Their testimony comes as the government remains under heavy criticism for its handling of military misconduct and its lack of details on any plans for how to address the problem.
It has now been nearly three months since officials promised an independent review of the matter following Global News reporting on Feb. 2, and despite repeated promises from cabinet ministers that details are coming shortly on plans for change, none have emerged.
Prime Minister Justin Trudeau provided no further clarity when pressed on his government’s response by Global News on Wednesday night, saying the government has handled all allegations appropriately.
“We need to make sure we’re changing the culture of the military but we also need to make sure we’re providing resources,” he said, adding that those coming forward must receive support.
“This is something we’ve seen the military just not do well enough in the past.”
MPs from his party voted last week to shut down the defence committee probe into the allegations, which has heard damning testimony about the government’s failure to fully probe an allegation shared by the then-military ombudsman with the defence minister in 2018.
Harjit Sajjan has said he referred the allegation to the Privy Council Office, which promptly abandoned the probe when the ombudsman refused to share information requested by bureaucrats and which the complainant had asked be kept confidential.

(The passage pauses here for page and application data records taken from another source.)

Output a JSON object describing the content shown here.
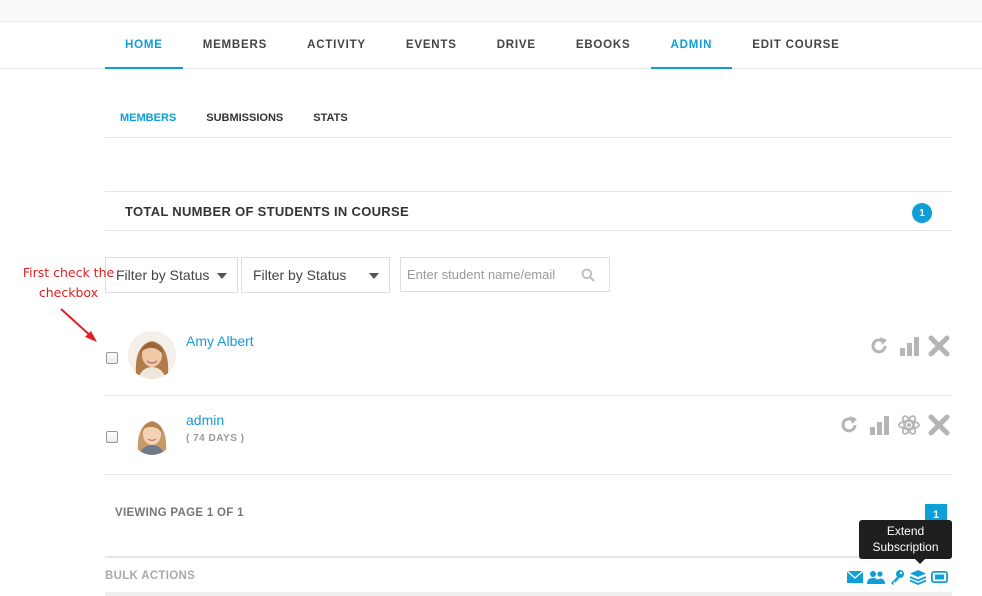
{
  "main_nav": {
    "tabs": [
      {
        "label": "HOME"
      },
      {
        "label": "MEMBERS"
      },
      {
        "label": "ACTIVITY"
      },
      {
        "label": "EVENTS"
      },
      {
        "label": "DRIVE"
      },
      {
        "label": "EBOOKS"
      },
      {
        "label": "ADMIN"
      },
      {
        "label": "EDIT COURSE"
      }
    ]
  },
  "sub_nav": {
    "tabs": [
      {
        "label": "MEMBERS"
      },
      {
        "label": "SUBMISSIONS"
      },
      {
        "label": "STATS"
      }
    ]
  },
  "total_students": {
    "title": "TOTAL NUMBER OF STUDENTS IN COURSE",
    "count": "1"
  },
  "filters": {
    "status_filter_1": "Filter by Status",
    "status_filter_2": "Filter by Status",
    "search_placeholder": "Enter student name/email"
  },
  "annotation": {
    "text": "First check the checkbox",
    "color": "#e02020"
  },
  "students": [
    {
      "name": "Amy Albert",
      "days": ""
    },
    {
      "name": "admin",
      "days": "( 74 DAYS )"
    }
  ],
  "pagination": {
    "text": "VIEWING PAGE 1 OF 1",
    "current_page": "1"
  },
  "tooltip": {
    "text": "Extend Subscription"
  },
  "bulk_actions": {
    "label": "BULK ACTIONS"
  },
  "colors": {
    "accent": "#0d9fd6",
    "link": "#1a9ad6",
    "icon_gray": "#b5b5b5"
  }
}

In an interview with Global News, the woman behind the 2018 complaint said she went to the ombudsman specifically because she wanted to remain anonymous — and because she knew the complaint would be shared with Sajjan directly.
“My intent was never to make this public or widely known. It was for the minister to deal with at an appropriate time and perhaps reconsider how Operation Honour was commanded,” she said, describing the initiative as valuable and important.
“And when the time for decisions about, you know, extension of mandate for the chief of defence staff or future roles, that this could be factored into that decision making.
“I wanted it to be brought forward to an individual who reported direct to the minister, so the minister’s accountability could be reflected in that.”